Frequently Asked Questions

What is Mr.Comfy?

The Grasshopper3d plugin Mr.Comfy allows designers to dynamically map EnergyPlus whole-building thermal simulation results as color-coded surfaces (incl. source numeric values) in Rhinoceros3d design models. Users specify which thermal zones of a building model to visualize in which frequency and schedule combination. Several metrics can be shown in parallel by simultaneously using multiple components, and even new metrics created by custom user input expressions or by linking several Mr.Comfy components. However, Mr.Comfy is *not* a thermal simulation tool, only a results visualization and analysis suite. See the links section for openly available simulation tools.

What is the motivation behind the software?

Typical built-in results outputs of thermal simulation software are various charts or spreadsheets. Some tools, e.g. OpenStudio, allow color-coding of geometry based on simulation results, yet are limited in that capability. Mr.Comfy was created based on its author’s teaching experiences in daylighting with DIVA; student designers would typically better understand the space-based display of daylight simulation, as opposed to e.g., line or bar charts. Also, it is relatively difficult to attain a global yet spatially specific overview of what is happening in a model through standard plots; Mr.Comfy, by virtue of directly showing simulation metrics in each space at the same time and in relation to one another, helps to identify specific thermal and daylight events that can then be further investigated through traditional analysis.

What specific types of data display can be accomplished with Mr.Comfy?

As the tool is open in nature, the designers’ creativity in what data to use and map for what analysis purpose is the only limit. However, certain representation are deemed useful and are implicitly introduced in the user guide:

- Static non-animated mapping of report metrics, e.g. for a specific time frame and schedule combination (color gradient bounds fit to data).
- Discovery and mapping of peak minima and maxima, for e.g. a specific season (color gradient bounds fit to data).
- Animated mapping of sums or averages within adaptive color bounds, esp. monthly, and creation of spatio-temporal maps.
- Hybrid climate-based daylight and custom spatial thermal metric combinations, to gain a holistic performance view.

How “accurate” is it?

As data is taken from simulation runs performed in external software by the user, whatever Mr.Comfy displays is only as accurate as the simulation results. For speed, the internal averager uses daily scheduled data sets generated from hourly values, so after more than ten decimal places, a miniscule error in the data display is introduced.
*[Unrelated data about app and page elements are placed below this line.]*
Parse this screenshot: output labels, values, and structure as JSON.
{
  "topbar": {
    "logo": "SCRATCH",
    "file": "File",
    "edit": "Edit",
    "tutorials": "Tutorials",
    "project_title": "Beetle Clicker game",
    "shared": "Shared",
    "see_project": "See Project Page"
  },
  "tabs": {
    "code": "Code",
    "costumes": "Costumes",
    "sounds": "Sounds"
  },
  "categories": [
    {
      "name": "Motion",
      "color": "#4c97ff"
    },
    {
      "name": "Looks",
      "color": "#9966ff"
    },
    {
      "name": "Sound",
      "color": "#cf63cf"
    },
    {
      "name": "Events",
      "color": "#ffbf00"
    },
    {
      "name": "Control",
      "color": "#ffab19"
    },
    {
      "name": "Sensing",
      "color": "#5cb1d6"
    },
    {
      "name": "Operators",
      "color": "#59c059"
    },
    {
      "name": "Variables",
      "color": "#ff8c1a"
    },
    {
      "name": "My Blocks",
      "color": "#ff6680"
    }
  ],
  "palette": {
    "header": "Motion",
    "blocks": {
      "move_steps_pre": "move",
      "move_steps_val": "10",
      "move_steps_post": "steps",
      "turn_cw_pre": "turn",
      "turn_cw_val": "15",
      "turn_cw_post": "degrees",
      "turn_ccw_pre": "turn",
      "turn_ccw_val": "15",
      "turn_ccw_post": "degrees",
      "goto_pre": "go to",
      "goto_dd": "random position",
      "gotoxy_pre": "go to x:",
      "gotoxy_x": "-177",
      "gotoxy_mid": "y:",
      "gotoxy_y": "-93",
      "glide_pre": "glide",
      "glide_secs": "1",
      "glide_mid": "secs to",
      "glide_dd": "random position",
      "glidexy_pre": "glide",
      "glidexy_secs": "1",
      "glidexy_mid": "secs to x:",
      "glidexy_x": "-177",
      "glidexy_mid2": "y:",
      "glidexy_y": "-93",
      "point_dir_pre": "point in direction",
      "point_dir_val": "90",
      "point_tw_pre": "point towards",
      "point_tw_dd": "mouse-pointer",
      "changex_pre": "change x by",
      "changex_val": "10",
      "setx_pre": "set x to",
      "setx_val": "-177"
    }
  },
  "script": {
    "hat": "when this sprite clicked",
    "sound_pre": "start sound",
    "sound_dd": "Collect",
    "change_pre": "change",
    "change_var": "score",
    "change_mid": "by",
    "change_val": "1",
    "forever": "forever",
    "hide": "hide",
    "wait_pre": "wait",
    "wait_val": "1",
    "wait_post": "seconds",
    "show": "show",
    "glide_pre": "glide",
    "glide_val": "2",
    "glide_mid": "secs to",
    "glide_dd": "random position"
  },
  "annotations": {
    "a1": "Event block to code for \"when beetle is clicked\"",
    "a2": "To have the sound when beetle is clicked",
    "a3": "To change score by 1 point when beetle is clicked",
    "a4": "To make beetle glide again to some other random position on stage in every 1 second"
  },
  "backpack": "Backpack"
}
Which additional software & input datasets are required to run the tool?

- Thermal simulation software running EnergyPlus (on-site list)
- EnergyPlus installation (unless already performed by your simulation software)
- Rhinoceros3d 5, Grasshopper3d, Python for Grasshopper3d
- A heavy-duty text file processor, e.g. Notepad++
- Daysim (natively or e.g. integrated into DIVA4Rhino) for daylight results generation

Files needed to create thermal visualizations from simulation runs:

- EnergyPlus standard output file: *.eso
- E+ invariant output file: *.eio
- E+ “rvi” file to specify which report variables to put in a *.csv: *.rvi
- User or software-generated hourly, annual *.csv (comma-separated value) file of results: *.csv

Only full-year, hourly time step *.csv files are supported. The creation of custom *.csv files is covered in the tutorials. Having many report variables in a *.csv file prolongs parsing and custom variable creation, but has otherwise no impact in interactivity.

For climate-based daylight simulation visualizations, you need:

- Daysim annual illuminance profile file: *.ill (Daysim documentation)
- Daysim sensor point file: *.pts (Daysim documentation)

Take into account that Daysim data output files can easily reach 100mb or more, hence interaction with the data in Mr.Comfy is slower than thermal data display. The interface used to run the simulations does not matter as long as both valid *.ill and *.pts files are produced.

Where does the name “Mr.Comfy” come from?

Energy use and daylight provision in buildings is aimed at providing occupant comfort- without that goal, there would no need for space conditioning. Mr.Comfy is not designed to deal with high resolution thermal comfort mapping (there are other more specialized tools for that), yet all energy metrics spatially exposed through this tool occur due to the designers’ global aim to provide comfort. Additionally, in free-running buildings, patterns of solar incidence, air temperature changes and their interplay with occupancy build a much more dynamic picture than in fully conditioned buildings; Mr.Comfy is best used to visualize these patterns. Hence the name. Also: Spaceballs.